To do:
Lines with "date": state how many there are in the records below, and nothing else.

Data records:
--- --- ---

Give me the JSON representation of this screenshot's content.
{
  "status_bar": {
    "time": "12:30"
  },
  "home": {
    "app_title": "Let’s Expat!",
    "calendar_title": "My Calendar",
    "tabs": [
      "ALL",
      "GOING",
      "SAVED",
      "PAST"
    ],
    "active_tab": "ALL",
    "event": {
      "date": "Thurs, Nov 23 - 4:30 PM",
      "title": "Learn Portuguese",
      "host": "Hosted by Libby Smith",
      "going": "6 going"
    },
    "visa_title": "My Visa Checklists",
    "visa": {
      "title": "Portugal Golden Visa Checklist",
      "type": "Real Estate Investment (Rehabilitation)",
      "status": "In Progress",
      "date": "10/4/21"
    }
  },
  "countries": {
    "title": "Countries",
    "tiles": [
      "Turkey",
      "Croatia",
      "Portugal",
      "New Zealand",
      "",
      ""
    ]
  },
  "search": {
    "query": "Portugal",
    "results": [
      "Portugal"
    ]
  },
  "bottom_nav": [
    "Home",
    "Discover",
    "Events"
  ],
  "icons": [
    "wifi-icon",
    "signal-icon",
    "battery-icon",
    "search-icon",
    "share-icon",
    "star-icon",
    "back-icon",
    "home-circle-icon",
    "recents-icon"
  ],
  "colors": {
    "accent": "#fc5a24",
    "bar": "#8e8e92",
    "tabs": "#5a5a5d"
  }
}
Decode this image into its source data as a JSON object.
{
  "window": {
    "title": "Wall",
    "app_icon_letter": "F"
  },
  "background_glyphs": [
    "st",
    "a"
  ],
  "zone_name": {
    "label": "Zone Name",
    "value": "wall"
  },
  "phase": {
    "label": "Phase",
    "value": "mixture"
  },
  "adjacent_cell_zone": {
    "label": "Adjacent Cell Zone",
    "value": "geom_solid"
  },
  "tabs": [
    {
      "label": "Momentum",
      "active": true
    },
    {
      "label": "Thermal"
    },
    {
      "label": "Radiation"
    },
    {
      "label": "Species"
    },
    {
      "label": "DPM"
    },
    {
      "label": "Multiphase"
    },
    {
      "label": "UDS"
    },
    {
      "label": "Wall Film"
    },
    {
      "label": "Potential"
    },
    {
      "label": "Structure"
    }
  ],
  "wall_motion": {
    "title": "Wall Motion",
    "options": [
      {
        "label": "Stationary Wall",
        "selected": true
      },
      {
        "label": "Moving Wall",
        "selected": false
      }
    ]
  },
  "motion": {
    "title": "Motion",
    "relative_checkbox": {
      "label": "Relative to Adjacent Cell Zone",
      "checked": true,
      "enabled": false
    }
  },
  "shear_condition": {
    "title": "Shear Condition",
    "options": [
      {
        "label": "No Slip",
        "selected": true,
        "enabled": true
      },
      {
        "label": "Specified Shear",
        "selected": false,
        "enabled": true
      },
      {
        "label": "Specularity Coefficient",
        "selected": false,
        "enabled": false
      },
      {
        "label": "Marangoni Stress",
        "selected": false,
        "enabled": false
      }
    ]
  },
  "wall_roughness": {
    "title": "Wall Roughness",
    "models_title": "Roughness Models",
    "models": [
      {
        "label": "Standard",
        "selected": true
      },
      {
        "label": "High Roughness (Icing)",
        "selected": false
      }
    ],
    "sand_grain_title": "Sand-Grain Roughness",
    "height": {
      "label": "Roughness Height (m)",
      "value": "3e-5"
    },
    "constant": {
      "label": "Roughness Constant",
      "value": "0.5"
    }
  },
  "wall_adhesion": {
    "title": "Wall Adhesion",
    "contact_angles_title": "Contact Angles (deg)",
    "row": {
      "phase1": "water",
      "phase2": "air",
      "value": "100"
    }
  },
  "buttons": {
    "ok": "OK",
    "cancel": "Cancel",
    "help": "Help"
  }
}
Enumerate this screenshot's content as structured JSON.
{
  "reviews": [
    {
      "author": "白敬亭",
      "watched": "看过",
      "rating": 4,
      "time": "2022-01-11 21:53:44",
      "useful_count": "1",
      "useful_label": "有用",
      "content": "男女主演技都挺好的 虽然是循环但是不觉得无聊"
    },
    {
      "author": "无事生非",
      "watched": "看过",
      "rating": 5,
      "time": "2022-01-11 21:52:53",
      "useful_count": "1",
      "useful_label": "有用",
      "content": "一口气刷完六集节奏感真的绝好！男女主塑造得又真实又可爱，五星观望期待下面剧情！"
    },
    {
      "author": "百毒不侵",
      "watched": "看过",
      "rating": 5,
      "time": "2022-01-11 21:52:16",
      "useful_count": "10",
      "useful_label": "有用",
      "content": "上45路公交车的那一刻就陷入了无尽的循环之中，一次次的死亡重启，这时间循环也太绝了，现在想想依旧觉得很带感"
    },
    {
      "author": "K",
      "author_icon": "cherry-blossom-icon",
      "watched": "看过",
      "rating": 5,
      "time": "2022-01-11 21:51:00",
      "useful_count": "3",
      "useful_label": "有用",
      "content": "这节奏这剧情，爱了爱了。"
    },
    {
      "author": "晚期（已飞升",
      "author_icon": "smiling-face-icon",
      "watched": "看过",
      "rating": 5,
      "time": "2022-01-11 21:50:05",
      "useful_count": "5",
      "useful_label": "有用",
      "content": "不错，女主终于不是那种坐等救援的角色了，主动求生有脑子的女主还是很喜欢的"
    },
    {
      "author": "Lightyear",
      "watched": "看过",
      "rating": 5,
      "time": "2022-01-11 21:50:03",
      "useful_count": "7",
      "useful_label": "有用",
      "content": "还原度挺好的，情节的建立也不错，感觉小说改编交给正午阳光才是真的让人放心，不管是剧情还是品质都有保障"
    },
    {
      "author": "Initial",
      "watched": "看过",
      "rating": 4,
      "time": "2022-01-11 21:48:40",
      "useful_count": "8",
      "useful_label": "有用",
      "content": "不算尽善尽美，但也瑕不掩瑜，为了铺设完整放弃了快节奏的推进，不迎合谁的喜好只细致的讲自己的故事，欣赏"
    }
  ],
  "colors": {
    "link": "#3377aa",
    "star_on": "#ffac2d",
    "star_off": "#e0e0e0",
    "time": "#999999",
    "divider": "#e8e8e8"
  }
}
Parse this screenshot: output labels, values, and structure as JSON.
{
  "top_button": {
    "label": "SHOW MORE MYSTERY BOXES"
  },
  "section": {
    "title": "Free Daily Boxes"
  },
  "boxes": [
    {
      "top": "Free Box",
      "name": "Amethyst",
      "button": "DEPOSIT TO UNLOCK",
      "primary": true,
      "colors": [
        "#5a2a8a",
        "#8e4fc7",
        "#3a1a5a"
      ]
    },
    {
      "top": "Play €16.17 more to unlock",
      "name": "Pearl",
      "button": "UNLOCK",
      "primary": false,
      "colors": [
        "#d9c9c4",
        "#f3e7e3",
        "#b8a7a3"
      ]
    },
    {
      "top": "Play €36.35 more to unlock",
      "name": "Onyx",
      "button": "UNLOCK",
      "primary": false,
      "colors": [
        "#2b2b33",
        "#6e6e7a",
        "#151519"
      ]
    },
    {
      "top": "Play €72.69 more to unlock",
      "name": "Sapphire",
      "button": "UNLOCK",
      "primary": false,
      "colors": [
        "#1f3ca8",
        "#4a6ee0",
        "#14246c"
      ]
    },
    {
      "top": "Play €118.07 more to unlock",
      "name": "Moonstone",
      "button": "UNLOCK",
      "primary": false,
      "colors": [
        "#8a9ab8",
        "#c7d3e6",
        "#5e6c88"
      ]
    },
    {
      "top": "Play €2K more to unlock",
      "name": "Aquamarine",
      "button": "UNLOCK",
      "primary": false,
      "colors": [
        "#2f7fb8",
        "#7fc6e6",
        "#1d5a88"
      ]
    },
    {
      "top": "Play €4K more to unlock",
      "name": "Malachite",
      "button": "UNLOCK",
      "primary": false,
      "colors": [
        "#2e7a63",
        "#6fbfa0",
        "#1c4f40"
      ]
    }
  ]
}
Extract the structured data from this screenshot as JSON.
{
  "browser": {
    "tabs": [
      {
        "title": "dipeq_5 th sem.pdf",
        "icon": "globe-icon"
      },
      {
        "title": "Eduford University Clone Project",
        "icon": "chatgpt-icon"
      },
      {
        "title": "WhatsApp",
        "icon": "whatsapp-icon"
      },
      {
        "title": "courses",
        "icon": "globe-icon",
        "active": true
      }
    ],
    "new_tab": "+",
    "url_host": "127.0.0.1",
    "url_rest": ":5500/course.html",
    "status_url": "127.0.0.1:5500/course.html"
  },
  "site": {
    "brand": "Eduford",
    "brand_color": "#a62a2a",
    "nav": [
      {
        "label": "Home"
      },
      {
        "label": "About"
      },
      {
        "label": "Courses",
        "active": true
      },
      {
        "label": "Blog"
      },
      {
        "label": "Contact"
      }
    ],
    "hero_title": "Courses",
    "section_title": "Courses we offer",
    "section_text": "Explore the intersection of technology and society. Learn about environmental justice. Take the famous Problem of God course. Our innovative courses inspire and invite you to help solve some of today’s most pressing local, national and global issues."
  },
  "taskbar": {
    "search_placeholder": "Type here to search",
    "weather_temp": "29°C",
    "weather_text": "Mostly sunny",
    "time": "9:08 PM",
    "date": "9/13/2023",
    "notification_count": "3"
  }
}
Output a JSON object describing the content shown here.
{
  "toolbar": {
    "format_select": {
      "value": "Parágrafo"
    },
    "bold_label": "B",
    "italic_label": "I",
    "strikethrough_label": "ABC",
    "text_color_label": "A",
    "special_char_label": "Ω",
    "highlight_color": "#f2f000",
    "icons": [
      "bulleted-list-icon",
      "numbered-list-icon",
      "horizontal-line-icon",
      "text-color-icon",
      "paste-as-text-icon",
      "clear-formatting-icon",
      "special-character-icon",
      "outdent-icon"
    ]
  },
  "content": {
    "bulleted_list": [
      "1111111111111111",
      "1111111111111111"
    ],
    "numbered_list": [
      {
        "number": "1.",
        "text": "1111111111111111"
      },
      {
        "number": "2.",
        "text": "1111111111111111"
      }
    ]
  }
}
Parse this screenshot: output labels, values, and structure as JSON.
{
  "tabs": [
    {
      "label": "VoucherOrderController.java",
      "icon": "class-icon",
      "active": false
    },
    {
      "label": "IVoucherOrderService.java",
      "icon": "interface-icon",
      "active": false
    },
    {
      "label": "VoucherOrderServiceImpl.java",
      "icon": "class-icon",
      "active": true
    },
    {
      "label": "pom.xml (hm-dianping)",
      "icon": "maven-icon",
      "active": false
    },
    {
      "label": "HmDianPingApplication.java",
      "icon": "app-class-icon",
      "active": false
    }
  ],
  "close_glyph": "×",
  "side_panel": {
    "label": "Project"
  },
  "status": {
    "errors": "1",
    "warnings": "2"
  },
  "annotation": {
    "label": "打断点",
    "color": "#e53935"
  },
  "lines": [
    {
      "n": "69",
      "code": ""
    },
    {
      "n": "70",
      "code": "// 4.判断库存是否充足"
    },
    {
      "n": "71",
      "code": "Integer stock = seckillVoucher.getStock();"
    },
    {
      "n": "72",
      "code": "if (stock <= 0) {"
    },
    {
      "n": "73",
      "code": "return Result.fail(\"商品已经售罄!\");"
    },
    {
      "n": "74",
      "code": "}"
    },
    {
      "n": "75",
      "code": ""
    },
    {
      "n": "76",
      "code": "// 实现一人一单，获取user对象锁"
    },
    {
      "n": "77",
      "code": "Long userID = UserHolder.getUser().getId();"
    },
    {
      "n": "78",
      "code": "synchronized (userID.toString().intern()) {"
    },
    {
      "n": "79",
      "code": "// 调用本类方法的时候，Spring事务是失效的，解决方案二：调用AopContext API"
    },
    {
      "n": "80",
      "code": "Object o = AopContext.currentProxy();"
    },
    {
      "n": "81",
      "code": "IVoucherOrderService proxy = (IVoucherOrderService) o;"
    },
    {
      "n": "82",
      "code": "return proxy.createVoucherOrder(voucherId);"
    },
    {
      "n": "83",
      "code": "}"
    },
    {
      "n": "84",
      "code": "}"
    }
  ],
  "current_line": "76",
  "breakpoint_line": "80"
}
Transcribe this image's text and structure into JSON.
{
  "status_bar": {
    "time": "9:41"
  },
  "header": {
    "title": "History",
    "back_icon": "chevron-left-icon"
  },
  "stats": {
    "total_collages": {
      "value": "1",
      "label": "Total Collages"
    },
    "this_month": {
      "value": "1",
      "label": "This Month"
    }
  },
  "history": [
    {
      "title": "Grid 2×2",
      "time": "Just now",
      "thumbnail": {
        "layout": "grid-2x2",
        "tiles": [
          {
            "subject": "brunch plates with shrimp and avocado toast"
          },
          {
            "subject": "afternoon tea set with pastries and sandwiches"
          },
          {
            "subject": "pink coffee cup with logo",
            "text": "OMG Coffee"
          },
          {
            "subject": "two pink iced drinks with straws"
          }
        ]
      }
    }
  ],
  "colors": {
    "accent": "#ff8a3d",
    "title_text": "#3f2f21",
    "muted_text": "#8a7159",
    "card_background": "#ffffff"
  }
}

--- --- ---

Answer to the exercise:
3